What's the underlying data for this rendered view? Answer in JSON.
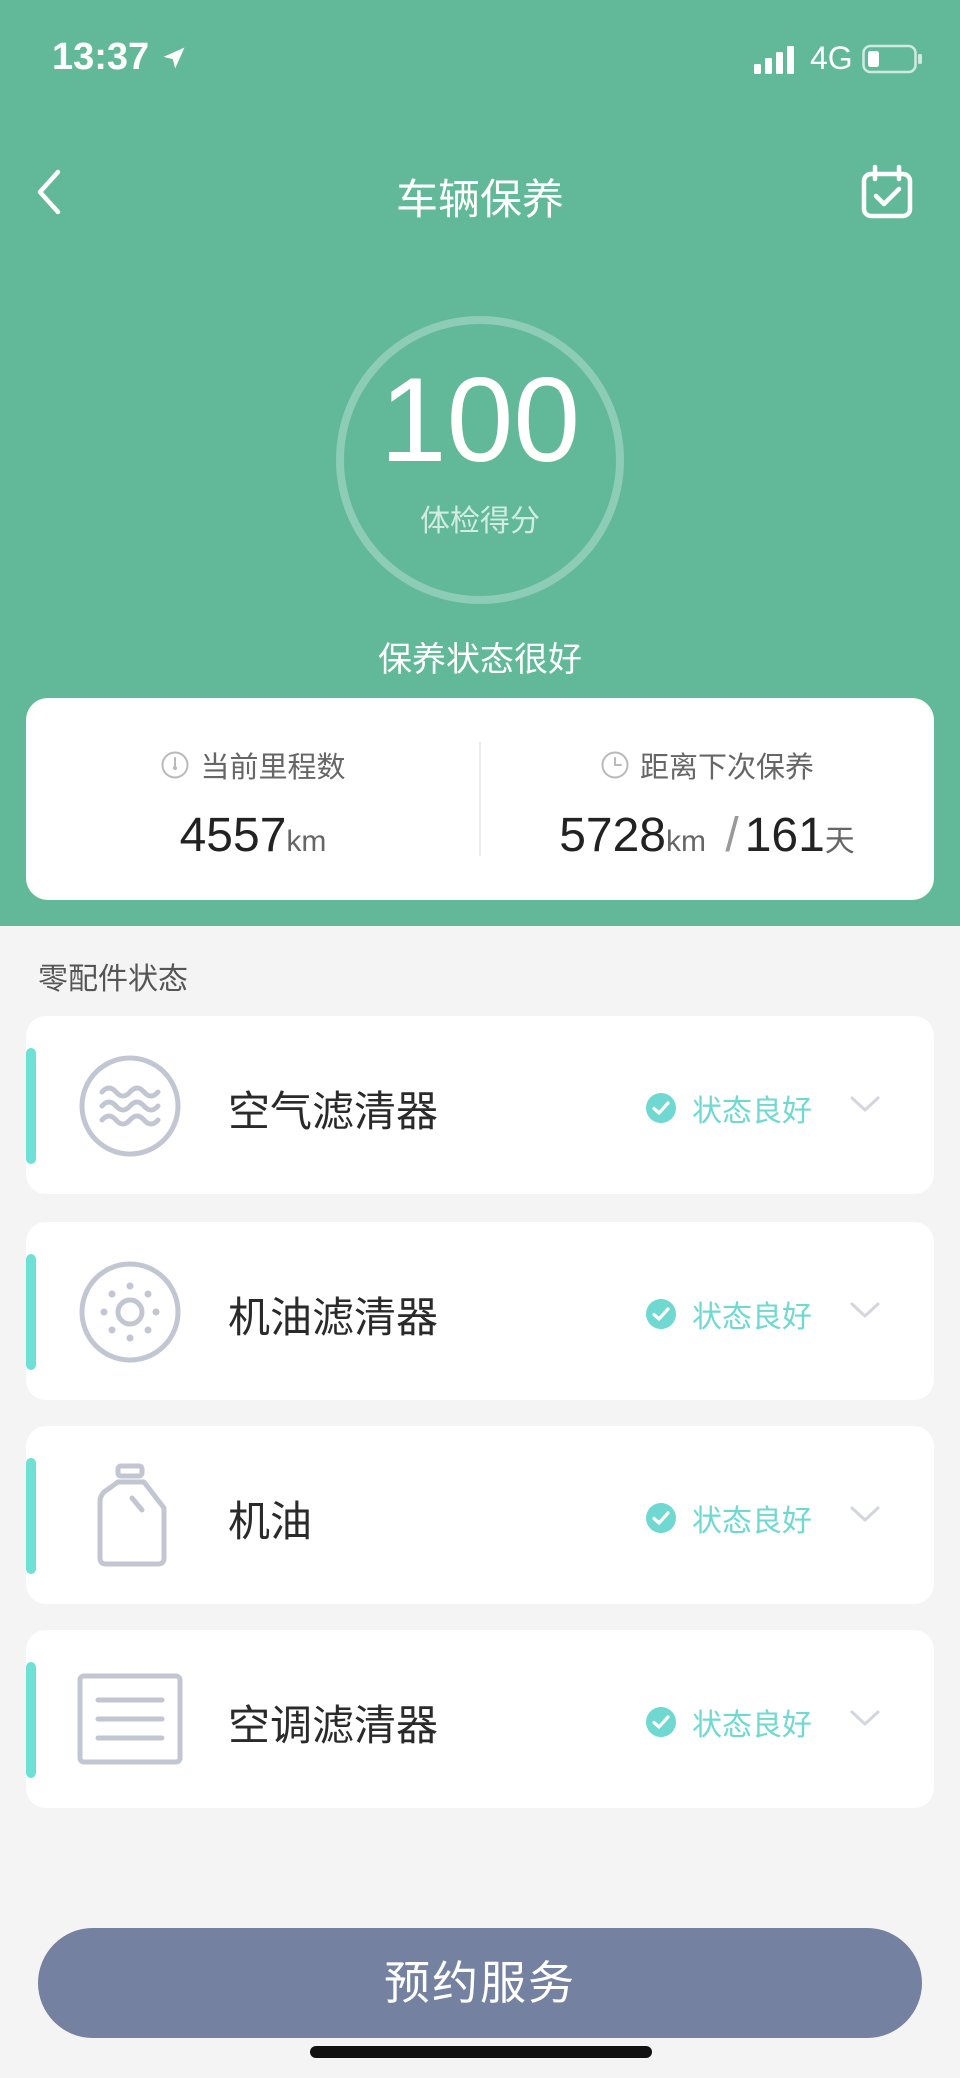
{
  "status_bar": {
    "time": "13:37",
    "network": "4G"
  },
  "nav": {
    "title": "车辆保养",
    "back_icon": "chevron-left-icon",
    "calendar_icon": "calendar-check-icon"
  },
  "score": {
    "value": "100",
    "label": "体检得分",
    "status": "保养状态很好"
  },
  "mileage_card": {
    "current": {
      "label": "当前里程数",
      "value": "4557",
      "unit": "km",
      "icon": "gauge-icon"
    },
    "next_service": {
      "label": "距离下次保养",
      "distance": "5728",
      "distance_unit": "km",
      "separator": "/",
      "days": "161",
      "days_unit": "天",
      "icon": "clock-icon"
    }
  },
  "parts_section": {
    "title": "零配件状态",
    "items": [
      {
        "name": "空气滤清器",
        "status": "状态良好",
        "icon": "air-filter-icon"
      },
      {
        "name": "机油滤清器",
        "status": "状态良好",
        "icon": "oil-filter-icon"
      },
      {
        "name": "机油",
        "status": "状态良好",
        "icon": "oil-bottle-icon"
      },
      {
        "name": "空调滤清器",
        "status": "状态良好",
        "icon": "ac-filter-icon"
      }
    ]
  },
  "actions": {
    "book_label": "预约服务"
  },
  "colors": {
    "header_bg": "#62b99a",
    "accent": "#6ee0d5",
    "button_bg": "#7581a0"
  }
}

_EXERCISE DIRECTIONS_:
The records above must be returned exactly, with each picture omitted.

_EXERCISE RESULT_:
What's the underlying data for this rendered view? Answer in JSON.
{
  "status_bar": {
    "time": "13:37",
    "network": "4G"
  },
  "nav": {
    "title": "车辆保养",
    "back_icon": "chevron-left-icon",
    "calendar_icon": "calendar-check-icon"
  },
  "score": {
    "value": "100",
    "label": "体检得分",
    "status": "保养状态很好"
  },
  "mileage_card": {
    "current": {
      "label": "当前里程数",
      "value": "4557",
      "unit": "km",
      "icon": "gauge-icon"
    },
    "next_service": {
      "label": "距离下次保养",
      "distance": "5728",
      "distance_unit": "km",
      "separator": "/",
      "days": "161",
      "days_unit": "天",
      "icon": "clock-icon"
    }
  },
  "parts_section": {
    "title": "零配件状态",
    "items": [
      {
        "name": "空气滤清器",
        "status": "状态良好",
        "icon": "air-filter-icon"
      },
      {
        "name": "机油滤清器",
        "status": "状态良好",
        "icon": "oil-filter-icon"
      },
      {
        "name": "机油",
        "status": "状态良好",
        "icon": "oil-bottle-icon"
      },
      {
        "name": "空调滤清器",
        "status": "状态良好",
        "icon": "ac-filter-icon"
      }
    ]
  },
  "actions": {
    "book_label": "预约服务"
  },
  "colors": {
    "header_bg": "#62b99a",
    "accent": "#6ee0d5",
    "button_bg": "#7581a0"
  }
}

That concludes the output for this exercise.